Research funding tops $78 million, sets record
CARBONDALE, Ill -- Researchers and staff at Southern Illinois University Carbondale brought in a record amount of grant and contract money during the 2010 fiscal year, garnering more than $78 million for research, training and other activities.
The total amount of $78.45 million is 15 percent more than the $69.2 million total for last fiscal year and also beats a previous top year of fiscal 2000, which totaled $78.1 million but included a one-time $25 million grant.
“This is a significant achievement that reflects the talent and dedication of our scholars and researchers,” Chancellor Rita Cheng said. “They are conducting meaningful, cutting-edge research that improves lives. In addition, the impact of research dollars is felt well beyond the campus. Grant awards support our faculty and our students. But those funds also are used to purchase the equipment and supplies essential to research. The positive and significant economic impact is felt through the region.”
John A. Koropchak, vice chancellor for research and dean of the Graduate School, said the funds ensure SIUC faculty remain at the forefront of research while providing students with world-class experiences that prepare them well for the future.
“Faculty members at SIUC are engaged in research on virtually every continent in the world, including Antarctica,” Koropchak said. “That helps our students to realize that they can compete with the best anywhere and that there is no limit to what they can accomplish.”
SIUC brought in more than $40.7 million exclusively for research-related activities; another all-time record that tops the previous fiscal year’s total of $35.1 million by 16 percent. Also, the amount of $31.8 million brought in from federal sources is another record and trounced last year’s total by 26 percent.
Koropchak credited increased funding for agencies such as the National Institutes of Health, the National Science Foundation and the Department of Energy, as well as federal stimulus spending, with having a major impact on the increased federal receipts by the University.
Not counting funds that went to the financial aid office, SIUC received about $9.7 million for training programs, which include programs such as the Integrative Graduate Education and Research Traineeship (IGERT) grant from the NSF. IGERT will fund a six-year effort train up to 20 leading watershed scientists while they earn their doctorates at SIUC.
The University brought in more than $28 million for other activities, which will fund programs such as Head Start.
Breaking the overall total down by source, the University received $31.8 from federal sources, about $27 million from the state, about $3.5 million from private industry, more than $2.3 million from the SIU Foundation and about $13.9 million from other sources.
“Our increasing competitiveness for federal, state and private dollars is the result of our academic excellence,” Cheng said. “ Enrollment in the Graduate School has been growing in recent years because of this enhanced reputation.

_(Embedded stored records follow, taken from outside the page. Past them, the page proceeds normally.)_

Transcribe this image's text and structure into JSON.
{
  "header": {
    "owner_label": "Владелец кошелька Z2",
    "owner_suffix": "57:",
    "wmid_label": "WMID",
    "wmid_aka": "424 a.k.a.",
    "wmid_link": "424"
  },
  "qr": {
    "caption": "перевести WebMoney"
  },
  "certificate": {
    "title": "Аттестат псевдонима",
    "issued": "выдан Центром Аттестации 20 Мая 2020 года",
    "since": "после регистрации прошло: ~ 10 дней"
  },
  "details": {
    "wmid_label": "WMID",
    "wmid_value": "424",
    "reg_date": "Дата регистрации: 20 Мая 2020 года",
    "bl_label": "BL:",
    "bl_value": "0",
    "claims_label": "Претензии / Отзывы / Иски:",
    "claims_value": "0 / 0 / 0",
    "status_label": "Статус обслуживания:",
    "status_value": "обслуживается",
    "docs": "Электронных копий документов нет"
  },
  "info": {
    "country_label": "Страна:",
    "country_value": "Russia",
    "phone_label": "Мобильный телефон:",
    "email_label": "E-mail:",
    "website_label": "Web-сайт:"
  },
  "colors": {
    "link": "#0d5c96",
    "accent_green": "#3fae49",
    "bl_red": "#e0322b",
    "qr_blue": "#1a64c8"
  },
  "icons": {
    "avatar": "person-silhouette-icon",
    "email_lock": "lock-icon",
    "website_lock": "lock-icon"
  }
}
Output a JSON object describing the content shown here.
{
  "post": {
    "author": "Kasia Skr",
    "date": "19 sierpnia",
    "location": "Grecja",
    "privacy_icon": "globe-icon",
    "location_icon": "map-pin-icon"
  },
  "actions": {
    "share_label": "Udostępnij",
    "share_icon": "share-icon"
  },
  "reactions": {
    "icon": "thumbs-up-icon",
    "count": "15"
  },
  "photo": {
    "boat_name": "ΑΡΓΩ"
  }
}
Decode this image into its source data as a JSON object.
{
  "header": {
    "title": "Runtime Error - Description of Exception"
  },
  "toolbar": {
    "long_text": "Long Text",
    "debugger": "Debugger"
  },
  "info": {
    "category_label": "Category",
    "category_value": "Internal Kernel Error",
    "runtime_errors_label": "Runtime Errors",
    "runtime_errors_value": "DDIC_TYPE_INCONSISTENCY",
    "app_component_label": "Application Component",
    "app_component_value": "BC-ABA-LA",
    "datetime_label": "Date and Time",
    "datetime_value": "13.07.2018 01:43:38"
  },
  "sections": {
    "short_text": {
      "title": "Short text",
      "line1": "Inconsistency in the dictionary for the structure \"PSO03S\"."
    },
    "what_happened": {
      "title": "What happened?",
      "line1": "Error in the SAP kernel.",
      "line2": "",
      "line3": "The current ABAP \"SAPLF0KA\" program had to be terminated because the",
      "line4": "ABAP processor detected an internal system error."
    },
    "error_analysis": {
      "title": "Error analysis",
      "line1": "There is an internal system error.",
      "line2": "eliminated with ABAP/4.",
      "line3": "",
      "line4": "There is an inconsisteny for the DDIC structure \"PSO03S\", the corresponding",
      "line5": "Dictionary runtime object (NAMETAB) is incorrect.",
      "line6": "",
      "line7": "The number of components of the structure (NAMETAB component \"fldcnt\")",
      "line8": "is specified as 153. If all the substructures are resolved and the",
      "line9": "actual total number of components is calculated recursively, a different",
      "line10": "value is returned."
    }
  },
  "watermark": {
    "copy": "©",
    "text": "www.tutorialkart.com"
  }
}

Our University also is unique in the research and creative experiences we make available to undergraduates, and the research enterprise creates many wonderful opportunities for students to explore and contribute.”